One of them pulled open the door, and the three of us hopped into the cab. As I waited for my turn to say, “Francisco de Aguirre y Luis Carrera, cerca del Club de Polo”—the directions to my host family’s house that I have given dozens of times since my arrival in Santiago—I started to notice that my surroundings were a little…unusual.
All the seats, the ceiling, the dashboard, the steering wheel, even the doors were completely covered in fabric—cow fabric. Everywhere I looked, white cloth with black spots. Oh my.
It was clear that I was not the only one blown away by the fact that we were in a “Cow Cab.” My friends were equally astonished by our surreal surroundings and we laughed harder and harder as we noticed the cow stuffed animals lining the dashboard and the blue light on the ceiling that made the cow fabric glow.
Then it happened. “MOOOOOOO!” The taxi mooed.
We lost it.
“Do you like cows?” my fellow passenger asked the driver, his words broken up by laughter.

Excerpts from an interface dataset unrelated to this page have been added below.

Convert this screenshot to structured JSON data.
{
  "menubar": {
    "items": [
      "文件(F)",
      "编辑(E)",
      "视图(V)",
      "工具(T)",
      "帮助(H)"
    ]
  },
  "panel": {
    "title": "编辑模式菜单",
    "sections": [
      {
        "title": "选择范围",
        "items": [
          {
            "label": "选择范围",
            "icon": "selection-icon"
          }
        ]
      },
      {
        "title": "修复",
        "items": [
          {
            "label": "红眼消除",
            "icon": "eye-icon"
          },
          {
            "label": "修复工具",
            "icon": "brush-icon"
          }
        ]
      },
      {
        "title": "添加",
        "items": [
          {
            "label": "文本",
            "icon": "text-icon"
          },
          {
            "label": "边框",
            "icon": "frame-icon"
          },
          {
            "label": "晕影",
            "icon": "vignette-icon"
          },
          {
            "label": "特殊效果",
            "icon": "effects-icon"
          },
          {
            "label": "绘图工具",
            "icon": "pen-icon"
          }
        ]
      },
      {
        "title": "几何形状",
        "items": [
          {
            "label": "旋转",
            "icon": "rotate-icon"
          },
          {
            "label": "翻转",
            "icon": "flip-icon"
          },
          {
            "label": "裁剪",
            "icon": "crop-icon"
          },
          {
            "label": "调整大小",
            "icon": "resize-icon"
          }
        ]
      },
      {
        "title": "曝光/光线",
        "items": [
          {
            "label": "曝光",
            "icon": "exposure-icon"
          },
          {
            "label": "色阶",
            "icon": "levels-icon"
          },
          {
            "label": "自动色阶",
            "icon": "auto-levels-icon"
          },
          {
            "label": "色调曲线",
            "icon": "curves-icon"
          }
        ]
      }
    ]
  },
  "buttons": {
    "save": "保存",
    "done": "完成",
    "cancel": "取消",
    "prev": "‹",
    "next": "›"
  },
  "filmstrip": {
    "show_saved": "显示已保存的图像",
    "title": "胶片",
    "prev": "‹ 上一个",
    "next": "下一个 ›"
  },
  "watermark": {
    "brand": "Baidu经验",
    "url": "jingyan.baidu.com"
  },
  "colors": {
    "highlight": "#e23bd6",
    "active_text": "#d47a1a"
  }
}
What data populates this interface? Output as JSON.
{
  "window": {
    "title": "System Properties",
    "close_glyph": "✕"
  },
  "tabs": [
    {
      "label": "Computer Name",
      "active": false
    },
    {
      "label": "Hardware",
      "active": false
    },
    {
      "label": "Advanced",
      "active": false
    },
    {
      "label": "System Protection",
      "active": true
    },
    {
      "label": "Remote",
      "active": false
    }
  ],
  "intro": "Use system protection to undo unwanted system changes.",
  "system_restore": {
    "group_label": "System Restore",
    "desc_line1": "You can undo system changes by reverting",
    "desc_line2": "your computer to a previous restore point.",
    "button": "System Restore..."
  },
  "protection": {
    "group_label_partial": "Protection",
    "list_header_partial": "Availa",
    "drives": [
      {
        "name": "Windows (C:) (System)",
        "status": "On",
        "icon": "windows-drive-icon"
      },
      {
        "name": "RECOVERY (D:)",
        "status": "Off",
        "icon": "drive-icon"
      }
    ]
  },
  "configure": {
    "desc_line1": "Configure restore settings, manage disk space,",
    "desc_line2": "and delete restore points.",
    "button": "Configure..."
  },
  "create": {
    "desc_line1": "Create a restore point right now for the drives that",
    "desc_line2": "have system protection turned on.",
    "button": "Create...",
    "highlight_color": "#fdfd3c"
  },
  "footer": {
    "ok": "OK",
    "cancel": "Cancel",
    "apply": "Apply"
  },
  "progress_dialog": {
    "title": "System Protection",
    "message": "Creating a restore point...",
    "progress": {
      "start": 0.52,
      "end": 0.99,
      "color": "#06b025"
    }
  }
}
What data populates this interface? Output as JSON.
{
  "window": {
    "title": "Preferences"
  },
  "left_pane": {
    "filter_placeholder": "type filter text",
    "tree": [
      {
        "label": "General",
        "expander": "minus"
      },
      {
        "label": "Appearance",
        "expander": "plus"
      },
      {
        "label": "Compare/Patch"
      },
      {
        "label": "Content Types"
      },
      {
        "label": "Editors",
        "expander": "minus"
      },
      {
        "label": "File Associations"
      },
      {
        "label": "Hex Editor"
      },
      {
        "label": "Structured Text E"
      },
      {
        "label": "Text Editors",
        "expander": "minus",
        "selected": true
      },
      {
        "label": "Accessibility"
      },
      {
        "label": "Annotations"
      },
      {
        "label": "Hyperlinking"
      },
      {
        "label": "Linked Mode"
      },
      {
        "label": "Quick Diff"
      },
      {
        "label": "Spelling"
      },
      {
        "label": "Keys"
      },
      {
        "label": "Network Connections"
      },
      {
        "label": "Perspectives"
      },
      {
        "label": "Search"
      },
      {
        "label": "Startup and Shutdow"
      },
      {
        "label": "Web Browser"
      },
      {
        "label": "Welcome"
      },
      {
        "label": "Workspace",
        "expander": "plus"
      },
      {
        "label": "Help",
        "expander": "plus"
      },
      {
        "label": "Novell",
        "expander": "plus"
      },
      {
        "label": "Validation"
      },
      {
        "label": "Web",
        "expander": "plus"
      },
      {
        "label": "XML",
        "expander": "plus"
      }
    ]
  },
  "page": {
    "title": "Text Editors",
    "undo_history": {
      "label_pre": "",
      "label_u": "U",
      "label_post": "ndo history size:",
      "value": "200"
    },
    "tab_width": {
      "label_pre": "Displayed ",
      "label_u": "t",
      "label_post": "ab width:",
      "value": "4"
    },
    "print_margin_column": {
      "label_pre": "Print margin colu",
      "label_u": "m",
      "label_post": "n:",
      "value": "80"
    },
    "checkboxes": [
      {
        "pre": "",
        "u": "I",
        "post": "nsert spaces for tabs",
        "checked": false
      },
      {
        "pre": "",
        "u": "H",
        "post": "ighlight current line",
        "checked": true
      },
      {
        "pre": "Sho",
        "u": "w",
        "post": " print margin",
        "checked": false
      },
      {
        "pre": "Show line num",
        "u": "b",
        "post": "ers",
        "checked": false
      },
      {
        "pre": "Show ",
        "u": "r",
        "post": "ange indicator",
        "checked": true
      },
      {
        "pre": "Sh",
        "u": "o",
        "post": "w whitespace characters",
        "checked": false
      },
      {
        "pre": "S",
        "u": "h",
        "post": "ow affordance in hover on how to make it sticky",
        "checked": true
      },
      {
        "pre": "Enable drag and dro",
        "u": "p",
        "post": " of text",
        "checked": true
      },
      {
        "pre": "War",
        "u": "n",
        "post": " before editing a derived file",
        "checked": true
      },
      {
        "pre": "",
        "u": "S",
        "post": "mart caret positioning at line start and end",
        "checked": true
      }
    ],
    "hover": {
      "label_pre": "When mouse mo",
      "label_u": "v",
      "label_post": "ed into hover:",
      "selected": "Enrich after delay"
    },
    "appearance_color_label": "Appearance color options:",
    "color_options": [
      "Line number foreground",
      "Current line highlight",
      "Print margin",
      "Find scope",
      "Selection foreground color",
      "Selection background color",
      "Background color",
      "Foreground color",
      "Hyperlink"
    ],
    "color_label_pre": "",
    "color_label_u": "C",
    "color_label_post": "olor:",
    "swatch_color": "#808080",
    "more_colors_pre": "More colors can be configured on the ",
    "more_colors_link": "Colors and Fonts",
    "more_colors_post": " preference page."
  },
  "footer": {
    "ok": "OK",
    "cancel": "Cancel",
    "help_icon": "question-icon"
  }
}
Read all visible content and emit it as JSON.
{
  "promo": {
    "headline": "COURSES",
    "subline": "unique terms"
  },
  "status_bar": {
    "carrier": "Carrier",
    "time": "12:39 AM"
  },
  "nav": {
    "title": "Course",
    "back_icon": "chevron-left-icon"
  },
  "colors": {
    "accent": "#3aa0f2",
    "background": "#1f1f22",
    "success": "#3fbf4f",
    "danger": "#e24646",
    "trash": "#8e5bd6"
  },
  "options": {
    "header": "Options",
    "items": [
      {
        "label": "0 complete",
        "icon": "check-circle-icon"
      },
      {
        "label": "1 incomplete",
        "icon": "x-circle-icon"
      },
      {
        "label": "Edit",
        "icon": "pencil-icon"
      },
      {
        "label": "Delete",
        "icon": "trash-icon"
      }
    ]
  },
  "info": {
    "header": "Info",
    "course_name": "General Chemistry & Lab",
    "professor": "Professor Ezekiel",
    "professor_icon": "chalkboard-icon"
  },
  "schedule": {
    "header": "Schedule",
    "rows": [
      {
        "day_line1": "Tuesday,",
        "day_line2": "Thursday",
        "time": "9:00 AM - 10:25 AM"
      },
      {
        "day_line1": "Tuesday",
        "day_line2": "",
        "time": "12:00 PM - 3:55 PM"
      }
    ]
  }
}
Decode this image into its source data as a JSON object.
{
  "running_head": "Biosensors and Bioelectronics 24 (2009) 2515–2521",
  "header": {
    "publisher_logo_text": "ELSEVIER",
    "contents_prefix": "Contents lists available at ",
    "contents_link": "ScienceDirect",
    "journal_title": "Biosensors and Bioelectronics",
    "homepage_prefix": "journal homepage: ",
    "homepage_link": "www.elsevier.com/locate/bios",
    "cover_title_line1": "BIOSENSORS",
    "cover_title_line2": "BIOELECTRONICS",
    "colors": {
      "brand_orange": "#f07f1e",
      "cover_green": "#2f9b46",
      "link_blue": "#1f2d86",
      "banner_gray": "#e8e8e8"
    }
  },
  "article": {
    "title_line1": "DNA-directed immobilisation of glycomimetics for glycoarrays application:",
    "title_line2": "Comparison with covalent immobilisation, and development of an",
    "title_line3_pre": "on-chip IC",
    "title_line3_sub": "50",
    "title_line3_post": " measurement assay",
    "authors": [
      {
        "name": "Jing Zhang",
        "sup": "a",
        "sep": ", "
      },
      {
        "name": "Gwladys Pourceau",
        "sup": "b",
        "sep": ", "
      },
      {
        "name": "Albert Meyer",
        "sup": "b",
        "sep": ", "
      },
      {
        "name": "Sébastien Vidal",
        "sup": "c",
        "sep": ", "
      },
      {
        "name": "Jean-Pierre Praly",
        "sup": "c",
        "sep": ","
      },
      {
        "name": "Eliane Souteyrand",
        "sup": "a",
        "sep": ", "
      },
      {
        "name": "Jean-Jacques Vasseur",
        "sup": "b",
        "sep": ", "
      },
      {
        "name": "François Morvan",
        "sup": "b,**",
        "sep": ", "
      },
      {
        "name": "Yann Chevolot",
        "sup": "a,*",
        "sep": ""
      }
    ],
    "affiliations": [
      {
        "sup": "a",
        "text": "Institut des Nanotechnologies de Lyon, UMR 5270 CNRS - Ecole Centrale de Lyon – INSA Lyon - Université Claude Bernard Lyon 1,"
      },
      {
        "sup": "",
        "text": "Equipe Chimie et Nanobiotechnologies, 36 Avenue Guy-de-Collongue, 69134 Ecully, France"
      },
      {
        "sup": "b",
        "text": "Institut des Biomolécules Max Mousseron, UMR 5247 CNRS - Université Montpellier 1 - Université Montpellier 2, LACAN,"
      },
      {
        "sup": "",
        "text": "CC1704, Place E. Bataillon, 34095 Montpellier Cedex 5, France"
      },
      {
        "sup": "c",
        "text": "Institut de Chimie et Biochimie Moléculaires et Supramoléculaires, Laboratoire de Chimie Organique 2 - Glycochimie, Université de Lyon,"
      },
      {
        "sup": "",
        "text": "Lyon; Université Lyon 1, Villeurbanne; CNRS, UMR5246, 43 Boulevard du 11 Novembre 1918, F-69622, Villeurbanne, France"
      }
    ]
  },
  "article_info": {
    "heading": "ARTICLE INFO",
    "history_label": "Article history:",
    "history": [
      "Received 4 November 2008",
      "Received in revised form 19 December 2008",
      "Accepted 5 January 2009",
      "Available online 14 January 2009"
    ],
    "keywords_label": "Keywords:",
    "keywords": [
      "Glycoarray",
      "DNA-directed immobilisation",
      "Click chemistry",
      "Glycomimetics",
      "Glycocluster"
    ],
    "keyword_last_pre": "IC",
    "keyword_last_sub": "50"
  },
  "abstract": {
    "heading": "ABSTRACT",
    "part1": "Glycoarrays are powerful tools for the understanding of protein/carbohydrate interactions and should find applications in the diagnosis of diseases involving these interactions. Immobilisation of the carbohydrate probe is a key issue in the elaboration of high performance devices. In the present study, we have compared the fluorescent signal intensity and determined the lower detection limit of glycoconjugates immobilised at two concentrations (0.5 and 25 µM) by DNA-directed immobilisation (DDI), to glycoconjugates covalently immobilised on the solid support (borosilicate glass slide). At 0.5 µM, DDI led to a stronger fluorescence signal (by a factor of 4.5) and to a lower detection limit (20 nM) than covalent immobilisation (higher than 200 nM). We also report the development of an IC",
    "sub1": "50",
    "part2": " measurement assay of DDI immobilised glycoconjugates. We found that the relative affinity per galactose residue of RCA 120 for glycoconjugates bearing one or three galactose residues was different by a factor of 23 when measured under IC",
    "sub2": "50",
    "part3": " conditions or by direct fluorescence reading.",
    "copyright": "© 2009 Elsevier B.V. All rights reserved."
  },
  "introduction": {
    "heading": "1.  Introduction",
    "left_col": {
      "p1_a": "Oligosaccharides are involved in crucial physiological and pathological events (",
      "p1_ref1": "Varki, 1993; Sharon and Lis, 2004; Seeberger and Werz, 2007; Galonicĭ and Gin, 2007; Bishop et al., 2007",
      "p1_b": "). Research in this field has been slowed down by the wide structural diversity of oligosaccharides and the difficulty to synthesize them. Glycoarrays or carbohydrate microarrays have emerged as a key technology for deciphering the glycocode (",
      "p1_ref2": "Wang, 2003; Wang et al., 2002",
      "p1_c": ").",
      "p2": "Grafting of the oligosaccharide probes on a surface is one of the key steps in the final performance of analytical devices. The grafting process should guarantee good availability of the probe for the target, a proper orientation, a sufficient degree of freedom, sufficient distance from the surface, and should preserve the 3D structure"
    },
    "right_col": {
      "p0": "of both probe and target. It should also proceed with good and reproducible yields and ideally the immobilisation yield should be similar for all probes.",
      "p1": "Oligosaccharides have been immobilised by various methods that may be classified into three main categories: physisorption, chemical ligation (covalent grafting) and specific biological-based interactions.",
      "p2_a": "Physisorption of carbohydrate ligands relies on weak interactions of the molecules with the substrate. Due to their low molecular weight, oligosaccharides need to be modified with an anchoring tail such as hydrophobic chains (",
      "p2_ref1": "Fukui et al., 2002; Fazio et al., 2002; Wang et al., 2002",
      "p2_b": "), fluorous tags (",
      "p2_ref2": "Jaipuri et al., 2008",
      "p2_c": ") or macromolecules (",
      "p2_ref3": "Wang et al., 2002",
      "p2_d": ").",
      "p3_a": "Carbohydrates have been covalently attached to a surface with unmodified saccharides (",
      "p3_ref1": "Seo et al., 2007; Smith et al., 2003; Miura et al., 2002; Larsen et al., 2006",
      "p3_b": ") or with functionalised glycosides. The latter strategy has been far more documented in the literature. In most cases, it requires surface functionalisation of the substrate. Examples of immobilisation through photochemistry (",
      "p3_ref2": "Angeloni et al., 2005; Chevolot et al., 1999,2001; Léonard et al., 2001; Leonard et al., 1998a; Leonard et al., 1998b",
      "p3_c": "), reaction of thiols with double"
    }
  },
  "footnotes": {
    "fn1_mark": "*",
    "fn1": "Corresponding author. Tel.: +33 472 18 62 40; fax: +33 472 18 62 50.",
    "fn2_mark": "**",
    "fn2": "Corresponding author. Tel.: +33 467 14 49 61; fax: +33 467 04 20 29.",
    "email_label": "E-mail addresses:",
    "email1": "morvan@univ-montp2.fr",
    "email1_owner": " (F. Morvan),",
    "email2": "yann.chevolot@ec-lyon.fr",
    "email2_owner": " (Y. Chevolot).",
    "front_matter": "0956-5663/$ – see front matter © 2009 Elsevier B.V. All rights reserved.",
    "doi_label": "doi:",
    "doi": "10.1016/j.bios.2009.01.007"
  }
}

According to the cabbie, it was not so much a penchant for the four-legged animal that drove him to convert his taxi into a bovine on wheels, but a yearning for his rural hometown and life away from the bustling streets of Santiago. Supposedly having a cow taxi reminds him of the countryside.
Reflecting on the experience over Gchat the next morning, my friend and I talked about how the TaxiVaca (or “Cow Cab”) reminded us of the popular Discovery Channel show “Cash Cab.” I laughed at her suggestion that the TaxiVaca should require passengers to moo the answers to trivia questions in Spanish. We would have lost horribly.
The last of the three to get dropped off that evening, I paid the driver and stepped out onto my driveway. I had barely closed the door when the nighttime quiet of my residential street was pierced by a final “MOOOOO!” as the Cow Cab bid me adieu.
If I had to choose, I might take the TaxiVaca over winning $500 on the streets of Manhattan.
Lauren D. Kiel ’11, a Crimson news writer, is a History and Literature concentrator in Adams House.